Poland is the latest European nation to grapple with the fallout of a once-popular consumer financial maneuver: taking out a mortgage in Swiss francs for a home far from Switzerland’s borders. These Swiss-franc mortgage holders suffered a shock in 2015, when Switzerland ditched its peg to the euro, sending the franc 16 percent higher in a month. That left mortgage holders in Poland, Romania and Croatia and elsewhere suddenly much more in debt.
1. What made mortgages in Swiss francs so popular?
Switzerland for decades has boasted some of the world’s lowest interest rates, so franc loans were a way for eastern European consumers to escape high borrowing costs in their home countries. In 2008, mortgages taken out in Poland’s currency, the zloty, charged about 8.7 percent in annual interest on average, roughly twice that on similar Swiss-franc loans taken out from Polish banks. As the global financial crisis pushed western borrowing costs to zero, rates on new franc loans fell to 2.7 percent in 2010, central bank data show.
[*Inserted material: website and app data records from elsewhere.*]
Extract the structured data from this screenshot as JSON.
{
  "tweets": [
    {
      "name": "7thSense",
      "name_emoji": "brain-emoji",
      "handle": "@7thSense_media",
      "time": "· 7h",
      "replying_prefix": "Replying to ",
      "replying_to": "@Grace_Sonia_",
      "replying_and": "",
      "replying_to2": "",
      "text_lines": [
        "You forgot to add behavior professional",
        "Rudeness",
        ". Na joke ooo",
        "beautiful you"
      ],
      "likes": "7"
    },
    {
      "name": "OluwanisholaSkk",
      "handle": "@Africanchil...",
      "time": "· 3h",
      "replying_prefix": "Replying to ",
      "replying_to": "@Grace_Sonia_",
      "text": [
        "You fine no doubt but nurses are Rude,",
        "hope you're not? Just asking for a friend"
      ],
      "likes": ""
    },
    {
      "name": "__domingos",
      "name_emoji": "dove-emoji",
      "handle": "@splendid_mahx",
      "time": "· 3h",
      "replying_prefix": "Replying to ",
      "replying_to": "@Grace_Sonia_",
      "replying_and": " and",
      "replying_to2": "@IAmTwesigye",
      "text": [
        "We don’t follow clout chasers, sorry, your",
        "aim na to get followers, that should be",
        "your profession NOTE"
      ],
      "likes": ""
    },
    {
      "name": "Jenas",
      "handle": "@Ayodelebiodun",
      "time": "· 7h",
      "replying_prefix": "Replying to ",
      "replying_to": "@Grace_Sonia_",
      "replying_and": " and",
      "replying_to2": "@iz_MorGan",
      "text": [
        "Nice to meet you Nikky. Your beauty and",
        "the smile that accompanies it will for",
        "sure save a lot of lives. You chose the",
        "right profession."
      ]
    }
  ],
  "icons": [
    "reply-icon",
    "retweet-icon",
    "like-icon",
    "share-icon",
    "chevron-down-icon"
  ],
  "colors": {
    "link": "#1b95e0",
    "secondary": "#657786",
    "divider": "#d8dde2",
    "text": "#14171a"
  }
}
2. Which banks sold these mortgages?
Local banks throughout eastern Europe, not just Swiss banks. In Poland, the banking industry pushed nearly all lenders to offer non-zloty home loans, including those in francs. (Among the holdouts are Bank Pekao SA, the country’s second-largest lender, and Alior Bank SA, which was created after the Swiss-loan boom.)
3. How many people did this?
More than a million, according to national estimates. In Poland alone, about 565,000 households have non-zloty loans, which total about $42 billion. This amounts to 39 percent of all mortgages and 24 percent of total loans to households, according to data from Poland’s Financial Supervision Authority. Swiss-franc borrowers have become a household name in Poland. Known as “Frankowicze,” or the Francovitz, they organized themselves into lobby groups that attend parliamentary hearings, pressure politicians and stage protests.
4. What’s happened to those mortgages?
With the zloty weakening to more than 4 against the Swiss franc this year, from record highs of about 2 in 2008, many of these mortgages on Polish homes in Switzerland’s currency are now worth more than the underlying property -- meaning the homes are, financially speaking, under water. (This plight also befell Swiss-franc borrowers in Austria, Hungary and elsewhere.) So far, however, there hasn’t been a flood of defaults on those loans.
5. How will Poland deal with this?
Poland’s financial regulator is planning to make it more expensive for banks to hold non-zloty mortgages. The hope is, that will make the banks convert Swiss-franc loans into zloty at terms acceptable to borrowers. Lawmakers are debating legislation that would give customers part of the money banks pocketed from “excess” spreads in currency-exchange transactions linked to such loans. That would cost banks as much as 9.1 billion zloty, or 65 percent of the industry’s 2016 profit.
6. How have other countries responded?
In 2014, Hungary ordered banks to convert the equivalent of $14 billion in foreign-currency (mostly Swiss-franc) household loans to its national currency, the forint, at a set exchange rate and to offer some refunds to borrowers. A year later, Croatia’s parliament voted to force banks to absorb 6 billion kuna ($912 million) in currency losses by fixing the exchange rate at which banks switched their loans. In 2016, Romanian lawmakers approved a bill to convert Swiss-franc loans into leu at below-market rates, but the law was struck down as unconstitutional by a court and no longer applies.
7. What do Poland’s banks say?
Lenders are open to pitching in but want to focus their efforts on helping the neediest mortgage holders. State-controlled PKO Bank Polski SA, the nation’s biggest lender, plans to offer relief to borrowers with a debt-to-income ratio exceeding 65 percent, if they convert their mortgages to zloty. Central bank Governor Adam Glapinski has called for greater cooperation with the finance industry, since the combined impact of the new regulations “can’t be so tight that they weaken the stability of the banking system.”
8. What is the government’s view?
Poland’s ruling Law & Justice party, which seeks to increase the role of the government in the economy and has been accused by the European Union of breaching democratic standards, initially was determined to punish banks for profiting from Swiss loans. But President Andrzej Duda has dropped his initial proposal for a forced conversion that would have cost banks as much as 67 billion zloty. Party chief Jaroslaw Kaczynski, who last year called foreign-currency loans a “modern form of slavery,” urged Poles in February to get rid of the “abusive” terms of their loans by suing their banks rather than wait for legislation. Those comments relieved worries about a forced currency conversion, and Warsaw’s WIGBank Index of listed lenders surged to a 19-month high that day.
The Reference Shelf
- More on Poland’s attempts to unwind its Swiss-loan problem.
- Poland’s response could affect its status as a destination for foreign investment, writes Bloomberg View columnist Leonid Bershidsky.
- A QuickTake explainer on Poland’s populist turn.